Take Action!To learn more about the Delgamuukw case: https://www.thecanadianencyclopedia.ca/en/article/delgamuukw-case Contact: Federal The Right Honourable Justin Trudeau Telephone: 613-992-4211, Fax: 613-941-6900 firstname.lastname@example.org. The Honourable Daniel Lametti, Minister of Justice and Attorney General of Canada David.Lametti@parl.gc.ca, Fax: 613-954-0811 Find your Member of Parliament https://www.ourcommons.ca/Parliamentarians/en/members Contact the RCMP directly and let them know your view of their impending operation. National RCMP Headquarters Telephone: 613-843-5999 Email: RCMP.HQMediaRelations-DGRelationsmedias.GRC@rcmp-grc.gc.ca (media contact) Please take action in your own community along with other Indigenous Rights and Climate Justice activists in your area. Here are some of the other important ways you can support the Unist’ot’en, Gitdumt’en and the entire Wet’suwet’en Nation.
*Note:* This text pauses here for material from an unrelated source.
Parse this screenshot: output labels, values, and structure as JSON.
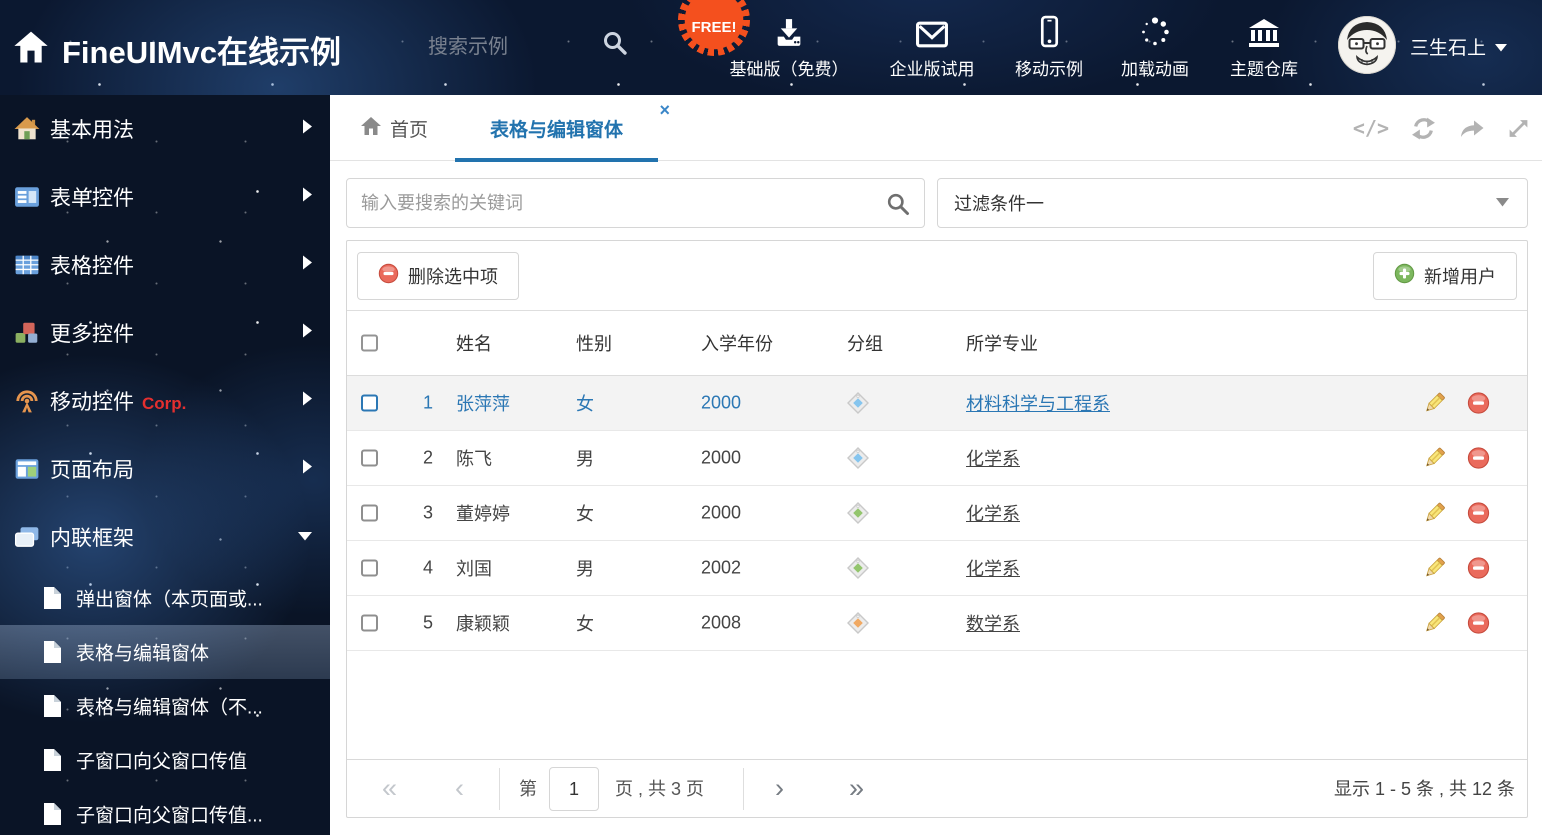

Donate to the Wet’suwet’en Access Point on Gitdumt’en Territory: https://www.gofundme.com/gitdumt039en-access-point Donate to Unist’ot’en Camp: http://unistoten.camp/support-us/donate/ Donate to Unist’ot’en Camp Legal Fund: https://actionnetwork.org/fundraising/unistoten-camp-legal-fund Get updates from Wet’suwet’en Access Point on Gitdumt’en Territory: Support and Sign the pledge from the Unist’ot’en
We substitute United States for Canada and the same truth applies . . .
Apologies don’t do a lot of good if you aren’t willing to do the hard, inconvenient work to rectify issues and be forgiven, just like land acknowledgments don’t do a lot of good if you’re violating Indigenous rights to land.Read more here.
Gary Piazzon writes:
There is a plaque at the entrance of the UUCWI sanctuary acknowledging that the land it occupies was traditionally occupied by the Snohomish tribe.This was done as part of a truth and reconciliation process.A process of acknowledging and taking responsibility of wrongs done and which is integral to personal and cultural healing.UUCWI is an ally of the Lummi tribe which is leading an effort advocating for publically recognizing that many of us inhabit land that belonged to another culture which was often forcefully and illegally taken.